Data in this exercise =>
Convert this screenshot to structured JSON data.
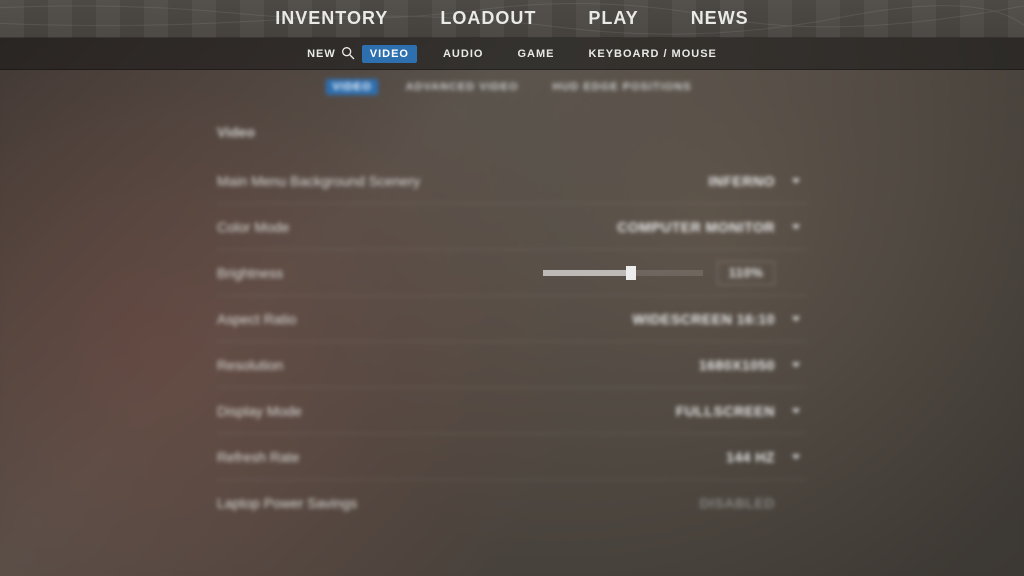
{
  "topnav": [
    "INVENTORY",
    "LOADOUT",
    "PLAY",
    "NEWS"
  ],
  "subtabs": [
    "NEW",
    "VIDEO",
    "AUDIO",
    "GAME",
    "KEYBOARD / MOUSE"
  ],
  "subtabs_active_index": 1,
  "subsubtabs": [
    "VIDEO",
    "ADVANCED VIDEO",
    "HUD EDGE POSITIONS"
  ],
  "subsubtabs_active_index": 0,
  "section_title": "Video",
  "rows": {
    "scenery": {
      "label": "Main Menu Background Scenery",
      "value": "INFERNO"
    },
    "colormode": {
      "label": "Color Mode",
      "value": "COMPUTER MONITOR"
    },
    "brightness": {
      "label": "Brightness",
      "value": "110%",
      "percent": 55
    },
    "aspect": {
      "label": "Aspect Ratio",
      "value": "WIDESCREEN 16:10"
    },
    "resolution": {
      "label": "Resolution",
      "value": "1680X1050"
    },
    "display": {
      "label": "Display Mode",
      "value": "FULLSCREEN"
    },
    "refresh": {
      "label": "Refresh Rate",
      "value": "144 HZ"
    },
    "power": {
      "label": "Laptop Power Savings",
      "value": "DISABLED"
    }
  }
}
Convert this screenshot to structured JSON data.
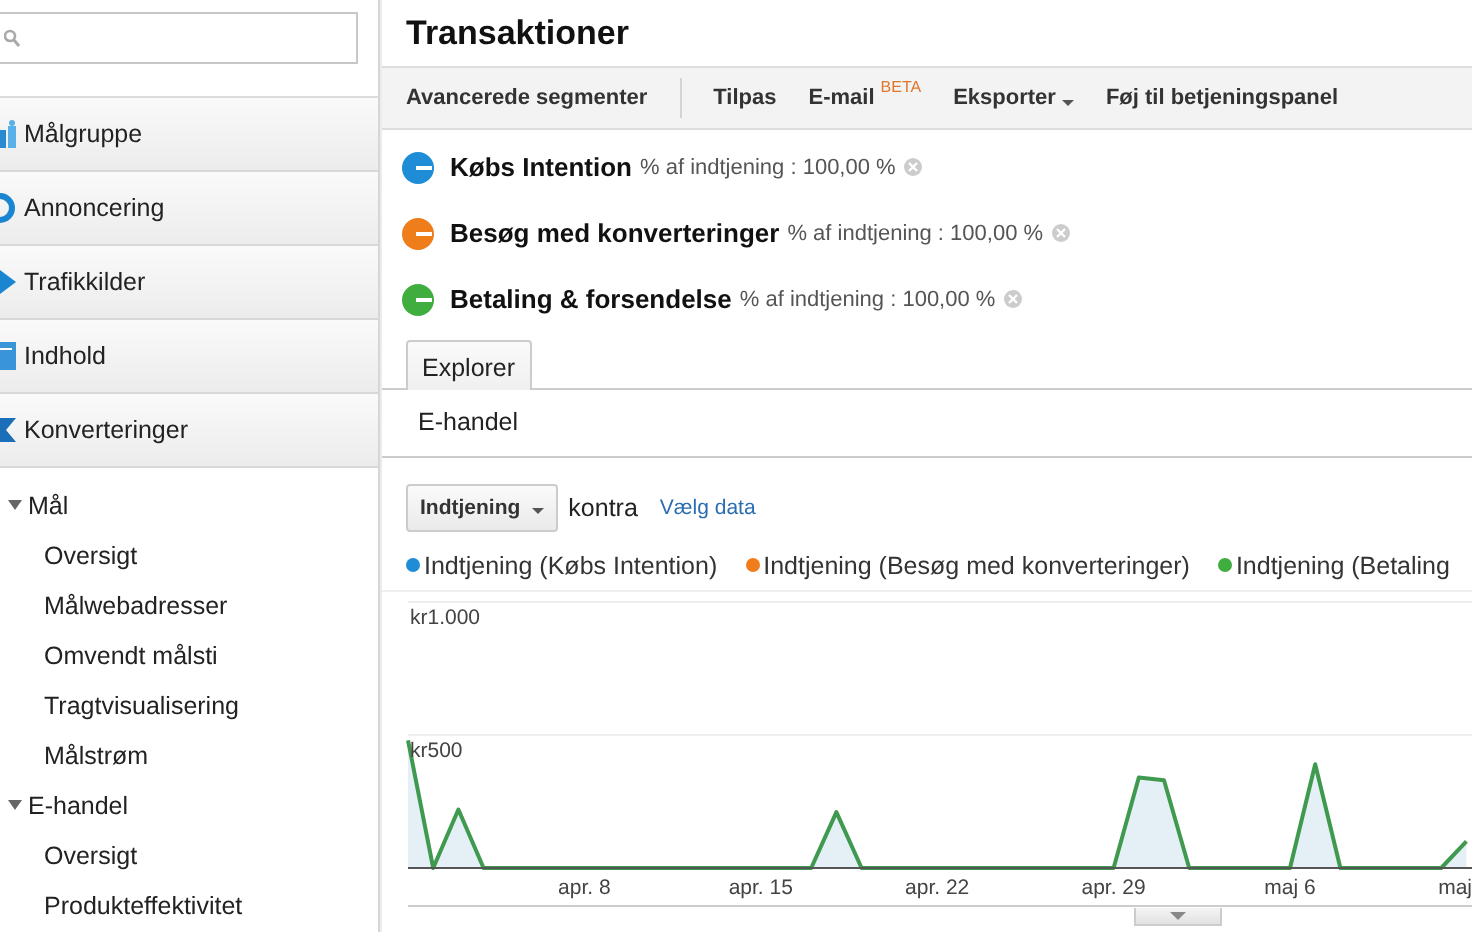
{
  "sidebar": {
    "items": [
      {
        "label": "Målgruppe"
      },
      {
        "label": "Annoncering"
      },
      {
        "label": "Trafikkilder"
      },
      {
        "label": "Indhold"
      },
      {
        "label": "Konverteringer"
      }
    ],
    "tree": [
      {
        "label": "Mål",
        "expanded": true,
        "children": [
          {
            "label": "Oversigt"
          },
          {
            "label": "Målwebadresser"
          },
          {
            "label": "Omvendt målsti"
          },
          {
            "label": "Tragtvisualisering"
          },
          {
            "label": "Målstrøm"
          }
        ]
      },
      {
        "label": "E-handel",
        "expanded": true,
        "children": [
          {
            "label": "Oversigt"
          },
          {
            "label": "Produkteffektivitet"
          }
        ]
      }
    ]
  },
  "main": {
    "title": "Transaktioner",
    "segments_button": "Avancerede segmenter",
    "toolbar": [
      {
        "label": "Tilpas",
        "kind": "button"
      },
      {
        "label": "E-mail",
        "badge": "BETA",
        "kind": "button"
      },
      {
        "label": "Eksporter",
        "kind": "menu"
      },
      {
        "label": "Føj til betjeningspanel",
        "kind": "button"
      }
    ],
    "segments": [
      {
        "name": "Købs Intention",
        "metric": "% af indtjening : 100,00 %",
        "color": "#1f8dd6"
      },
      {
        "name": "Besøg med konverteringer",
        "metric": "% af indtjening : 100,00 %",
        "color": "#ee7d1a"
      },
      {
        "name": "Betaling & forsendelse",
        "metric": "% af indtjening : 100,00 %",
        "color": "#3fae3f"
      }
    ],
    "tabs": [
      {
        "label": "Explorer",
        "selected": true
      }
    ],
    "subtab": "E-handel",
    "metric_select": "Indtjening",
    "versus": "kontra",
    "choose_link": "Vælg data",
    "legend": [
      {
        "label": "Indtjening (Købs Intention)",
        "color": "#1f8dd6"
      },
      {
        "label": "Indtjening (Besøg med konverteringer)",
        "color": "#ee7d1a"
      },
      {
        "label": "Indtjening (Betaling",
        "color": "#3fae3f"
      }
    ],
    "chart": {
      "y_labels": [
        "kr1.000",
        "kr500"
      ],
      "x_labels": [
        "apr. 8",
        "apr. 15",
        "apr. 22",
        "apr. 29",
        "maj 6",
        "maj"
      ]
    }
  }
}
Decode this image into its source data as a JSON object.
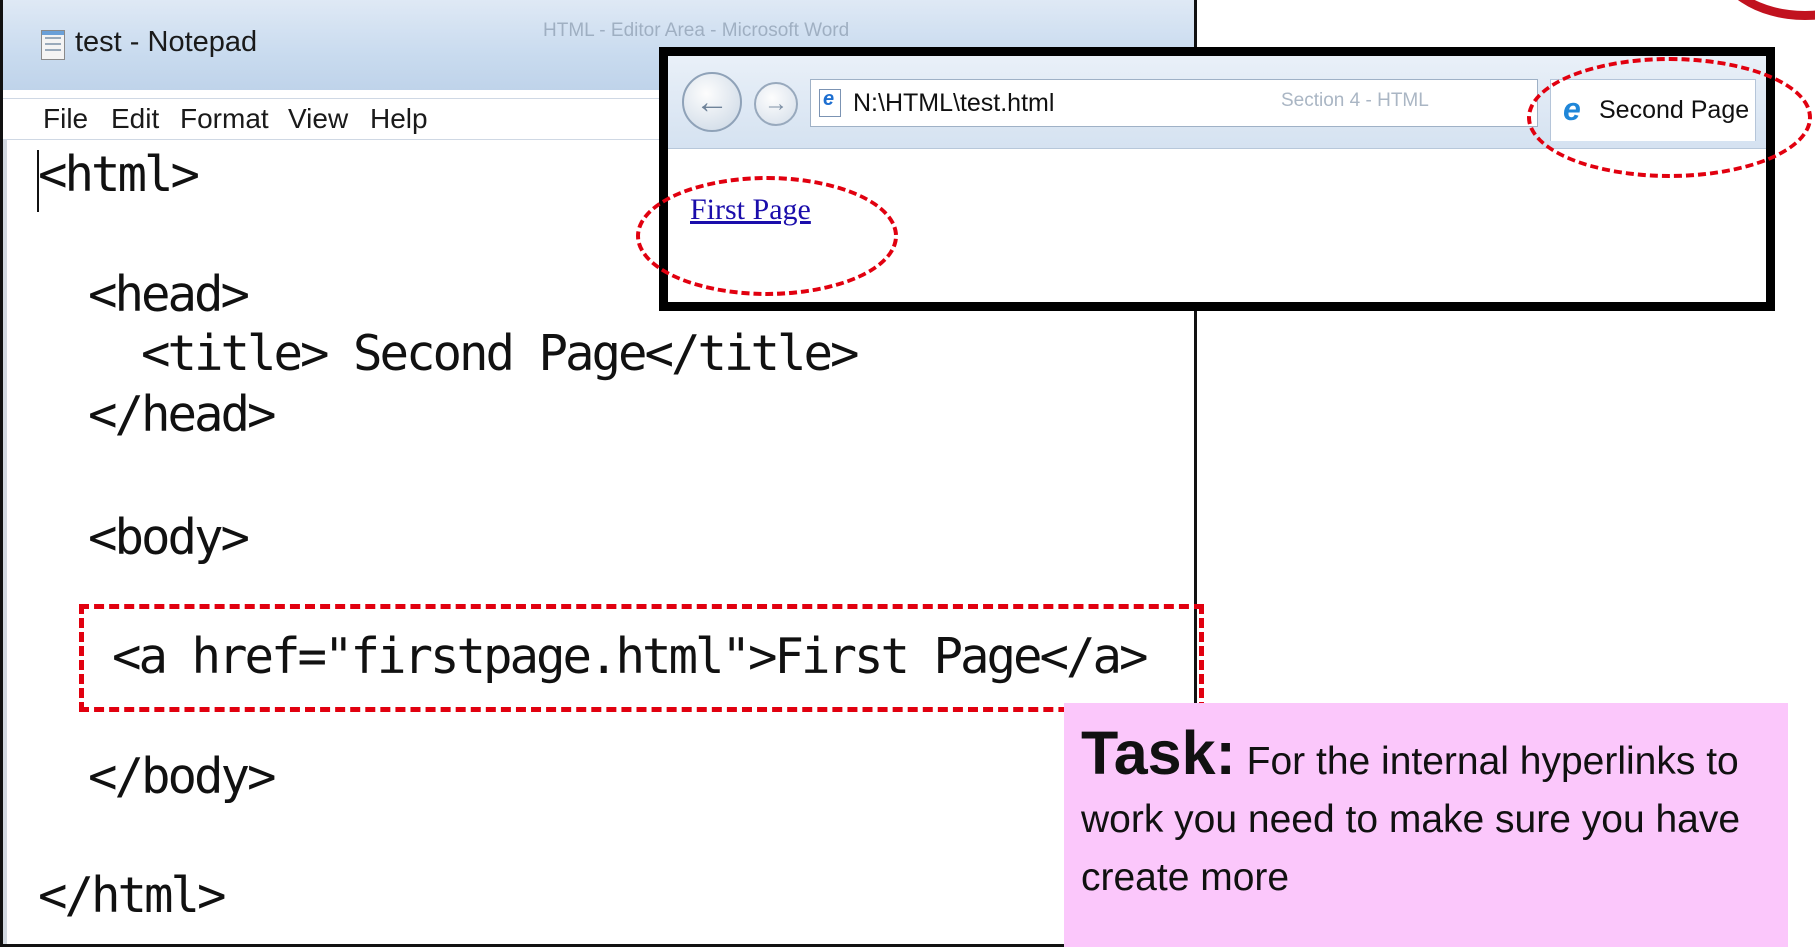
{
  "notepad": {
    "title": "test - Notepad",
    "ghost_title": "HTML - Editor Area - Microsoft Word",
    "menu": [
      {
        "label": "File"
      },
      {
        "label": "Edit"
      },
      {
        "label": "Format"
      },
      {
        "label": "View"
      },
      {
        "label": "Help"
      }
    ],
    "code_lines": [
      "<html>",
      "<head>",
      "<title> Second Page</title>",
      "</head>",
      "<body>",
      "<a href=\"firstpage.html\">First Page</a>",
      "</body>",
      "</html>"
    ]
  },
  "browser": {
    "url": "N:\\HTML\\test.html",
    "ghost_address": "Section 4 - HTML",
    "tab_title": "Second Page",
    "link_text": "First Page",
    "icons": [
      "back-arrow-icon",
      "forward-arrow-icon",
      "ie-page-icon",
      "search-icon",
      "refresh-icon",
      "ie-logo-icon"
    ]
  },
  "task": {
    "label": "Task:",
    "text": " For the internal hyperlinks to work you need to make sure you have create more"
  },
  "colors": {
    "highlight": "#e1000f",
    "task_background": "#fbc7fb",
    "link": "#1a0dab"
  }
}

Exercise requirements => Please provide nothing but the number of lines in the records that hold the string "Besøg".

Output for this exercise => 2